According to Kenya’s cabinet secretary for the national treasury Henry Rotich, the government has reduced its domestic borrowing by 70 billion Kenya shillings to 120 billion Kenya shillings.
By reducing local borrowing the Kenyan government has broadened its foreign-debt portfolio with bonds as it recently received an additional 750 million US dollars from international investors on the back of its maiden bond.
(READ MORE: Kenya’s Tap oversubscribed by 400%)
The government reopened its two billion US dollar sovereign bond that it issued in June through a process known as a Tap. The reopening of the bond saw East Africa’s biggest economy receive an oversubscription of about 400 per cent increasing the size of the existing bond to 2.75 billion US dollars.
In August, the government announced it planned to reduce its domestic borrowing by 47.4 per cent for the financial year 2014/2015. The government had intended to reduce its initial intended borrowing in the domestic market to about 100 billion Kenyan shillings.
Previously, the domestic markets were the key source of the government’s borrowing to finance the budget deficit as a result of the state being unable to meets its expenditure commitments using domestically raised revenue and externally sourced grants and borrowing.
Last year, the rate of increase in domestic borrowing outpaced external borrowing.

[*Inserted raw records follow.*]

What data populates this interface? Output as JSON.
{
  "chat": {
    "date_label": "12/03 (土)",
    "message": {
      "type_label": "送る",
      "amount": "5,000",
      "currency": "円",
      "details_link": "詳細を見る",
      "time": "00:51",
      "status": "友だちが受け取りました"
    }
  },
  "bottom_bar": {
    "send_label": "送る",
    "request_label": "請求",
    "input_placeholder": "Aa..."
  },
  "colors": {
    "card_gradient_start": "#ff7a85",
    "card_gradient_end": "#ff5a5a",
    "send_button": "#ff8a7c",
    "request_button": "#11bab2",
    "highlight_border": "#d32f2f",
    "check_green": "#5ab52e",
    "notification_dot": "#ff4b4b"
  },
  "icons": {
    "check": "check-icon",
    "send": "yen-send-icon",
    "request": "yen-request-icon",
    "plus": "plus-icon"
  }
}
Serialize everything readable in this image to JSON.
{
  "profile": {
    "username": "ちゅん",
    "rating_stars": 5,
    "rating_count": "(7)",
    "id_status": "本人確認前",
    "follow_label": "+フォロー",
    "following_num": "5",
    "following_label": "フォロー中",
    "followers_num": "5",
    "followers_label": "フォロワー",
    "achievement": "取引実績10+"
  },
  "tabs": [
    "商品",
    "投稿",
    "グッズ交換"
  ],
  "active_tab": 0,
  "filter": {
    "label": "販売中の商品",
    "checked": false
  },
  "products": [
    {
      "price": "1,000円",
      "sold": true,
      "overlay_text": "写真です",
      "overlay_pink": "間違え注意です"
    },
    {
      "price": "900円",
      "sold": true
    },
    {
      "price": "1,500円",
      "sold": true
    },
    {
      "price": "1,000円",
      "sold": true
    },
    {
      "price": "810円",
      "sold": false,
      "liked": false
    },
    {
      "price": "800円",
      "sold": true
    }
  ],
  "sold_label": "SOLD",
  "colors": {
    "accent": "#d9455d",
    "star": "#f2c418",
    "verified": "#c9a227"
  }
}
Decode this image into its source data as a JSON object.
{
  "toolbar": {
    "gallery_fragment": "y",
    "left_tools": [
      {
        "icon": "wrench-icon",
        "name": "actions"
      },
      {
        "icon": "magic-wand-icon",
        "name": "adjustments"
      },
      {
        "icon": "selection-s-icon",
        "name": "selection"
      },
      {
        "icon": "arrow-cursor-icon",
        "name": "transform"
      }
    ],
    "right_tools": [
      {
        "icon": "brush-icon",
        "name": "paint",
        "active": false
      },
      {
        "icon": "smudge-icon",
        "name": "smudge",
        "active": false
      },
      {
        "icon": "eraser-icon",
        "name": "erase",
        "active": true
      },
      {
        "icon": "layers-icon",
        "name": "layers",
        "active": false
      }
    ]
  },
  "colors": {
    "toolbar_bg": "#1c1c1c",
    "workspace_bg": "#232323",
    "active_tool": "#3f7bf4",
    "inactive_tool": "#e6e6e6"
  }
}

Kenya’s public debt, hit 52 per cent of national output in 2013, up from 44.5 per cent the previous year. Still public debt remains one of the major economic policy issues confronting the Kenyan government.
The treasury is planning to exploit the huge investor appetite with plans for suksuk and diaspora bonds set for the next financial year.